--- PROBLEM TO SOLVE ---
Make an exact copy of all the entries, but do not reproduce the pictures.

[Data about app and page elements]
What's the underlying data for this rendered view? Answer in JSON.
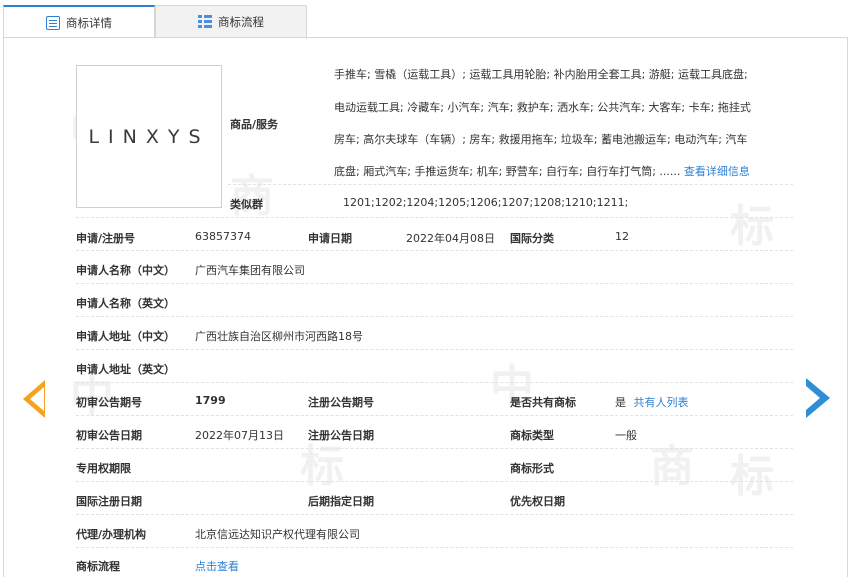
{
  "tabs": [
    {
      "label": "商标详情",
      "icon": "document-icon",
      "active": true
    },
    {
      "label": "商标流程",
      "icon": "list-icon",
      "active": false
    }
  ],
  "logo": {
    "text": "LINXYS"
  },
  "watermark": [
    "中",
    "国",
    "商",
    "标"
  ],
  "goods": {
    "label": "商品/服务",
    "lines": [
      "手推车; 雪橇（运载工具）; 运载工具用轮胎; 补内胎用全套工具; 游艇; 运载工具底盘;",
      "电动运载工具; 冷藏车; 小汽车; 汽车; 救护车; 洒水车; 公共汽车; 大客车; 卡车; 拖挂式",
      "房车; 高尔夫球车（车辆）; 房车; 救援用拖车; 垃圾车; 蓄电池搬运车; 电动汽车; 汽车",
      "底盘; 厢式汽车; 手推运货车; 机车; 野营车; 自行车; 自行车打气筒; ......"
    ],
    "more_link": "查看详细信息"
  },
  "similar_group": {
    "label": "类似群",
    "value": "1201;1202;1204;1205;1206;1207;1208;1210;1211;"
  },
  "fields": {
    "reg_no_label": "申请/注册号",
    "reg_no": "63857374",
    "apply_date_label": "申请日期",
    "apply_date": "2022年04月08日",
    "intl_class_label": "国际分类",
    "intl_class": "12",
    "applicant_cn_label": "申请人名称（中文）",
    "applicant_cn": "广西汽车集团有限公司",
    "applicant_en_label": "申请人名称（英文）",
    "applicant_en": "",
    "address_cn_label": "申请人地址（中文）",
    "address_cn": "广西壮族自治区柳州市河西路18号",
    "address_en_label": "申请人地址（英文）",
    "address_en": "",
    "prelim_issue_label": "初审公告期号",
    "prelim_issue": "1799",
    "reg_issue_label": "注册公告期号",
    "reg_issue": "",
    "shared_label": "是否共有商标",
    "shared": "是",
    "shared_link": "共有人列表",
    "prelim_date_label": "初审公告日期",
    "prelim_date": "2022年07月13日",
    "reg_date_label": "注册公告日期",
    "reg_date": "",
    "tm_type_label": "商标类型",
    "tm_type": "一般",
    "exclusive_label": "专用权期限",
    "exclusive": "",
    "tm_form_label": "商标形式",
    "tm_form": "",
    "intl_reg_date_label": "国际注册日期",
    "intl_reg_date": "",
    "later_date_label": "后期指定日期",
    "later_date": "",
    "priority_date_label": "优先权日期",
    "priority_date": "",
    "agent_label": "代理/办理机构",
    "agent": "北京信远达知识产权代理有限公司",
    "process_label": "商标流程",
    "process_link": "点击查看"
  },
  "colors": {
    "accent": "#2d7fd3",
    "prev_arrow": "#f5a21c",
    "next_arrow": "#2e8fd6"
  }
}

--- RESPONSE ---
What's the underlying data for this rendered view? Answer in JSON.
{
  "tabs": [
    {
      "label": "商标详情",
      "icon": "document-icon",
      "active": true
    },
    {
      "label": "商标流程",
      "icon": "list-icon",
      "active": false
    }
  ],
  "logo": {
    "text": "LINXYS"
  },
  "watermark": [
    "中",
    "国",
    "商",
    "标"
  ],
  "goods": {
    "label": "商品/服务",
    "lines": [
      "手推车; 雪橇（运载工具）; 运载工具用轮胎; 补内胎用全套工具; 游艇; 运载工具底盘;",
      "电动运载工具; 冷藏车; 小汽车; 汽车; 救护车; 洒水车; 公共汽车; 大客车; 卡车; 拖挂式",
      "房车; 高尔夫球车（车辆）; 房车; 救援用拖车; 垃圾车; 蓄电池搬运车; 电动汽车; 汽车",
      "底盘; 厢式汽车; 手推运货车; 机车; 野营车; 自行车; 自行车打气筒; ......"
    ],
    "more_link": "查看详细信息"
  },
  "similar_group": {
    "label": "类似群",
    "value": "1201;1202;1204;1205;1206;1207;1208;1210;1211;"
  },
  "fields": {
    "reg_no_label": "申请/注册号",
    "reg_no": "63857374",
    "apply_date_label": "申请日期",
    "apply_date": "2022年04月08日",
    "intl_class_label": "国际分类",
    "intl_class": "12",
    "applicant_cn_label": "申请人名称（中文）",
    "applicant_cn": "广西汽车集团有限公司",
    "applicant_en_label": "申请人名称（英文）",
    "applicant_en": "",
    "address_cn_label": "申请人地址（中文）",
    "address_cn": "广西壮族自治区柳州市河西路18号",
    "address_en_label": "申请人地址（英文）",
    "address_en": "",
    "prelim_issue_label": "初审公告期号",
    "prelim_issue": "1799",
    "reg_issue_label": "注册公告期号",
    "reg_issue": "",
    "shared_label": "是否共有商标",
    "shared": "是",
    "shared_link": "共有人列表",
    "prelim_date_label": "初审公告日期",
    "prelim_date": "2022年07月13日",
    "reg_date_label": "注册公告日期",
    "reg_date": "",
    "tm_type_label": "商标类型",
    "tm_type": "一般",
    "exclusive_label": "专用权期限",
    "exclusive": "",
    "tm_form_label": "商标形式",
    "tm_form": "",
    "intl_reg_date_label": "国际注册日期",
    "intl_reg_date": "",
    "later_date_label": "后期指定日期",
    "later_date": "",
    "priority_date_label": "优先权日期",
    "priority_date": "",
    "agent_label": "代理/办理机构",
    "agent": "北京信远达知识产权代理有限公司",
    "process_label": "商标流程",
    "process_link": "点击查看"
  },
  "colors": {
    "accent": "#2d7fd3",
    "prev_arrow": "#f5a21c",
    "next_arrow": "#2e8fd6"
  }
}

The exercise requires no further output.